Since its enactment in 1987, the National Appliance Energy Conservation Act (NAECA) has been aggressively implemented by DOE. By now, most major energyusing home appliances have been subjected to multiple rounds of successively tighter standards. Furthermore, given the wave of stringent new standards promulgated in the 2 final months of the Clinton administration and scheduled to be implemented in the coming years, this fast regulatory pace will continue for some time.

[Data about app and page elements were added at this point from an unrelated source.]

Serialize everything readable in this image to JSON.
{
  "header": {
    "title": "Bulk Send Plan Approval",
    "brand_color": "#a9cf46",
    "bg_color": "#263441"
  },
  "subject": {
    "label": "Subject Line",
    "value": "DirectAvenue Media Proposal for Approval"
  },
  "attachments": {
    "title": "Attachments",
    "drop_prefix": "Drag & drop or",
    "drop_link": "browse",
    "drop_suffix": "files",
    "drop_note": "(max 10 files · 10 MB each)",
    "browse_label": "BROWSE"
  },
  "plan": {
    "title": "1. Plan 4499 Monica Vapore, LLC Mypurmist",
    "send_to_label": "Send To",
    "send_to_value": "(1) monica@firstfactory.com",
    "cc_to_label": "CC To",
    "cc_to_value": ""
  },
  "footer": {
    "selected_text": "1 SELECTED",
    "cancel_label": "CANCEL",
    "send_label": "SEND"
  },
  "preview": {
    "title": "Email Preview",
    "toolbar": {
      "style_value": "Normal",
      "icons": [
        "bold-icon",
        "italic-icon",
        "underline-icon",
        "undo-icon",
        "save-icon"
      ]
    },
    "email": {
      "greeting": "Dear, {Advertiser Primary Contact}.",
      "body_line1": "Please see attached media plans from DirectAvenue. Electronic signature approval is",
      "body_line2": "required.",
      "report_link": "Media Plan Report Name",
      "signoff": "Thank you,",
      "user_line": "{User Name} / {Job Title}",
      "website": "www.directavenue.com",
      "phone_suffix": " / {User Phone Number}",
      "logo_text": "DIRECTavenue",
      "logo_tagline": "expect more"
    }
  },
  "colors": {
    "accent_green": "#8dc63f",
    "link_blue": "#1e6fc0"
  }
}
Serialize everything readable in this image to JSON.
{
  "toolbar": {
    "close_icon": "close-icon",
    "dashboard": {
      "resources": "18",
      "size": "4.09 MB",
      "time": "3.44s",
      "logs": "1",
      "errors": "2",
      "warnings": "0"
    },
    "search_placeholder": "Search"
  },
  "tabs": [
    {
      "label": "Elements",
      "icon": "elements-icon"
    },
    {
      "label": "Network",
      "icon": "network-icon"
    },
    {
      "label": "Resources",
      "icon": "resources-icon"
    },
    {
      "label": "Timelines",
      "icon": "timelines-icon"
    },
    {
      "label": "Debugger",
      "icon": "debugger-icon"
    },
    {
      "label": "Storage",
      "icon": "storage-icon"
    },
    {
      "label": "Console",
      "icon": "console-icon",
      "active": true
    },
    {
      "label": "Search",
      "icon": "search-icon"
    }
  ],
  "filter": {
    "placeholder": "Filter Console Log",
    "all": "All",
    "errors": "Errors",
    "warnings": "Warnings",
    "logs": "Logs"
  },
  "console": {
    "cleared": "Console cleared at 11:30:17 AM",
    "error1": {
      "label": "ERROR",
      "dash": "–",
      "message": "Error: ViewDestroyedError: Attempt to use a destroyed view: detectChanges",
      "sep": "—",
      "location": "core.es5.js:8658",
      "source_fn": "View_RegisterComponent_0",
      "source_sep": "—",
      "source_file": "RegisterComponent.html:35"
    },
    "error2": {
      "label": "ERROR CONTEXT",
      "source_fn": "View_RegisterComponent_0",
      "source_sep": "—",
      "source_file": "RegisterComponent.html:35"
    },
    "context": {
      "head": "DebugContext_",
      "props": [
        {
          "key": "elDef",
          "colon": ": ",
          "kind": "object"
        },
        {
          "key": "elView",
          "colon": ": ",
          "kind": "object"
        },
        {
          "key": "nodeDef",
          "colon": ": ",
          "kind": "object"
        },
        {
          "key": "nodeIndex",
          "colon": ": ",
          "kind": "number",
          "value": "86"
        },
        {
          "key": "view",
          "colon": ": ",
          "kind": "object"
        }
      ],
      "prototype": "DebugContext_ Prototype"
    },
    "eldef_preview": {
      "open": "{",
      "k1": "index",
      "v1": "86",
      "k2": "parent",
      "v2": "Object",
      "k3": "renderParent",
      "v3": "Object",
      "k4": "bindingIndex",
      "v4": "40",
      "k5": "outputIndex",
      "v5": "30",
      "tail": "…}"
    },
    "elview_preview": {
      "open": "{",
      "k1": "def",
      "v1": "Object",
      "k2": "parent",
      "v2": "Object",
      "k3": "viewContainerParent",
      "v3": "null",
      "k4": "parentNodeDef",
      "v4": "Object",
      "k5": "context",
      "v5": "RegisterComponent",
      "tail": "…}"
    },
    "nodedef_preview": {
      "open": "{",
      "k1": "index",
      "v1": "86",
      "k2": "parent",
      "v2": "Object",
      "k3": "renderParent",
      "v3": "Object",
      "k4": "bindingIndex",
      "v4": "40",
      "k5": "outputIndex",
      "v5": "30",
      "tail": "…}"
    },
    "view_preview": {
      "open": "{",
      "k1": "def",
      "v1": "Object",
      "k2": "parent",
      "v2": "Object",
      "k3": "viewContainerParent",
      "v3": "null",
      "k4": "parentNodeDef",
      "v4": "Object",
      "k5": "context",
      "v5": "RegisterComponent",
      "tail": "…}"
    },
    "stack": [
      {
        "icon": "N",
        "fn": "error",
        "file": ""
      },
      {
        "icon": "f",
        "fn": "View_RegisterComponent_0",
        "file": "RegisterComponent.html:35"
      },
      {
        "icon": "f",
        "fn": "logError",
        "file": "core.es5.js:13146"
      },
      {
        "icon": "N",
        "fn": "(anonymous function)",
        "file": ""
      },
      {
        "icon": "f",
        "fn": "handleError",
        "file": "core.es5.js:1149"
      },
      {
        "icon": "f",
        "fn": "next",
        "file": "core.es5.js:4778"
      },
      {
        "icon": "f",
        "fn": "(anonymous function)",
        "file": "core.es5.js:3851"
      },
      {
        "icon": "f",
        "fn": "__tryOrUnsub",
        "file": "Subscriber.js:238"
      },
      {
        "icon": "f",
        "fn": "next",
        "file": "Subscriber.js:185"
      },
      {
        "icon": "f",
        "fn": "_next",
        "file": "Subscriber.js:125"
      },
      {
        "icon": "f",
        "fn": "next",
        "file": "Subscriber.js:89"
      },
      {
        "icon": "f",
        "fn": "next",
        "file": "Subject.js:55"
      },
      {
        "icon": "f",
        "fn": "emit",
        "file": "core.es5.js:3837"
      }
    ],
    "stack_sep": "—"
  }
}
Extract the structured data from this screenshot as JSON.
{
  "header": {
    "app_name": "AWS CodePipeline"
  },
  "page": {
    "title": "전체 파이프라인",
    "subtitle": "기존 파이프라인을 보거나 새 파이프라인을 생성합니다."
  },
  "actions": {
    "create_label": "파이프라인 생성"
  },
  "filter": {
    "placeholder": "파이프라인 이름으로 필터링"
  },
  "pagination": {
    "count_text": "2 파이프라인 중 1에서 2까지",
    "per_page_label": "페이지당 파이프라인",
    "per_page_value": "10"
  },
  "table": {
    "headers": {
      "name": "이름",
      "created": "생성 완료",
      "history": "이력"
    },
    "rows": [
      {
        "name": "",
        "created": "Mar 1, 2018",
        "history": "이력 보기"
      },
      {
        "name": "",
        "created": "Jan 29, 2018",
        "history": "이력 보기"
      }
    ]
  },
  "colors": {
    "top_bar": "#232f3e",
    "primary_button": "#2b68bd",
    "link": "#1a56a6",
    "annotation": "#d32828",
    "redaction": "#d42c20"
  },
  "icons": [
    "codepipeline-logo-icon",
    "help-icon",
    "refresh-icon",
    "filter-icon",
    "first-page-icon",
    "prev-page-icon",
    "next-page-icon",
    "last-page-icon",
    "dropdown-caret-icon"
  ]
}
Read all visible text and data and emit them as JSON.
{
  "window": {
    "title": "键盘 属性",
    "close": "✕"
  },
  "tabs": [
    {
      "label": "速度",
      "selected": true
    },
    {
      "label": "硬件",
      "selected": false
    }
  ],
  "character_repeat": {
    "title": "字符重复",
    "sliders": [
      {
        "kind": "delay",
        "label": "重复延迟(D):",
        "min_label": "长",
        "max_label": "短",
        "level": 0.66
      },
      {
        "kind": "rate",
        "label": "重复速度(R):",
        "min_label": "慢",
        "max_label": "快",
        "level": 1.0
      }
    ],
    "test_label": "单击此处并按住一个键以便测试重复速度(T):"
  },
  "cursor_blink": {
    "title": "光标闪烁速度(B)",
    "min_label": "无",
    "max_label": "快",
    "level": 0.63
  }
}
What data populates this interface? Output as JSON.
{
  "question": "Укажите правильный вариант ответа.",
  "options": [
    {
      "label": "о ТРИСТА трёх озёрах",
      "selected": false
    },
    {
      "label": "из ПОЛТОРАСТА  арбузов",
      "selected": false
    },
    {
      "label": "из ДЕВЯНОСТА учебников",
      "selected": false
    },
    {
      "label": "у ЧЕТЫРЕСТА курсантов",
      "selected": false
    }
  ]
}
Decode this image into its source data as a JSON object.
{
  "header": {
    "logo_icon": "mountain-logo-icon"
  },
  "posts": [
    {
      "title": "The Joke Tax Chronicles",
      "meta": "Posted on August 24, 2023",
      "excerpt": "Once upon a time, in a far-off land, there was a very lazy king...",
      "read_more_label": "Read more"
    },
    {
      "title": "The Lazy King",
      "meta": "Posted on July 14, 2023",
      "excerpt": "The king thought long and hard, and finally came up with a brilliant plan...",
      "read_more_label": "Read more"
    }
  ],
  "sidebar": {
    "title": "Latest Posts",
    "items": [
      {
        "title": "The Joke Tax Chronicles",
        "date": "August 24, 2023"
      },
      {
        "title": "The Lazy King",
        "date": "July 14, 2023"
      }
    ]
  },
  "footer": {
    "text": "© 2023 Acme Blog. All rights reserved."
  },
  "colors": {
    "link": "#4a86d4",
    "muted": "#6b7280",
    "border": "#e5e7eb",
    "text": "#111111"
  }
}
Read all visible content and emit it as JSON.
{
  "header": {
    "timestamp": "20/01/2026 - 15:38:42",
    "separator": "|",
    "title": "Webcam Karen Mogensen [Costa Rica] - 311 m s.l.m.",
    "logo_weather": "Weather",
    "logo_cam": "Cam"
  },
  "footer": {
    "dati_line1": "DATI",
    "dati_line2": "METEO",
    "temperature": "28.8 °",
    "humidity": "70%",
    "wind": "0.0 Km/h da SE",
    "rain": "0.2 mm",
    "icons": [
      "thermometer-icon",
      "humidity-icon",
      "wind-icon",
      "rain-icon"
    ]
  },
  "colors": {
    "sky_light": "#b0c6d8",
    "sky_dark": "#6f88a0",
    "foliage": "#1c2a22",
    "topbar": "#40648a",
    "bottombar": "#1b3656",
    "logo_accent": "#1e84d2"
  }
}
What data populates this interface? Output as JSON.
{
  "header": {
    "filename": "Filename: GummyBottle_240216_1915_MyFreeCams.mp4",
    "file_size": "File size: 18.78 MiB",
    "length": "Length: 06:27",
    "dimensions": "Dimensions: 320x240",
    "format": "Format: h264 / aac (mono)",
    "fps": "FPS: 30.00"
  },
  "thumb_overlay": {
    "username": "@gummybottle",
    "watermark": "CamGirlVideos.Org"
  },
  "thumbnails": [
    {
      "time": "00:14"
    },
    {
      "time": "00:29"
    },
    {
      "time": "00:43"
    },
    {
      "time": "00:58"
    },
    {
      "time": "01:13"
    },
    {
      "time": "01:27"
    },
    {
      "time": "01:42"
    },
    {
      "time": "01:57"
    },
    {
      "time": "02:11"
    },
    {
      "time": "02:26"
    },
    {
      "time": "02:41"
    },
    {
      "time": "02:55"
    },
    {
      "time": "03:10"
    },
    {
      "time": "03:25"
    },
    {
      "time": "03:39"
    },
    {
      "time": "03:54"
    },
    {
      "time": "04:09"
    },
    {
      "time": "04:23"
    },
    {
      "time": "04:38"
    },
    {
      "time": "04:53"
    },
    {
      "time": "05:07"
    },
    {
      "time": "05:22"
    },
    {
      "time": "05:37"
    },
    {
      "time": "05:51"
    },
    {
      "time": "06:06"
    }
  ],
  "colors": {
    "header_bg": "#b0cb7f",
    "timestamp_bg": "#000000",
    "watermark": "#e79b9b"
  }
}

The goal of providing technologically feasible and economically justified energy conservation standards for major energy-using home appliances has largely been accomplished, if not exceeded. The fact that there is relatively little left to do is reflected in DOE’s proposed 2004 priorities, which shift the emphasis away from home appliances and towards commercial appliances, which have not yet been as heavily regulated. Nonetheless, DOE’s proposal does place a few residential appliance standards in the high priority category, including ceiling fans, torchieres, furnaces and boilers, as well as certain niche air conditioners and heat pumps not covered under the 2002 rule. As the comments below elucidate, CEI believes that additional residential appliance standards are likely to be adverse to the interests of American consumers, and that any further rulemakings should be undertaken with great caution.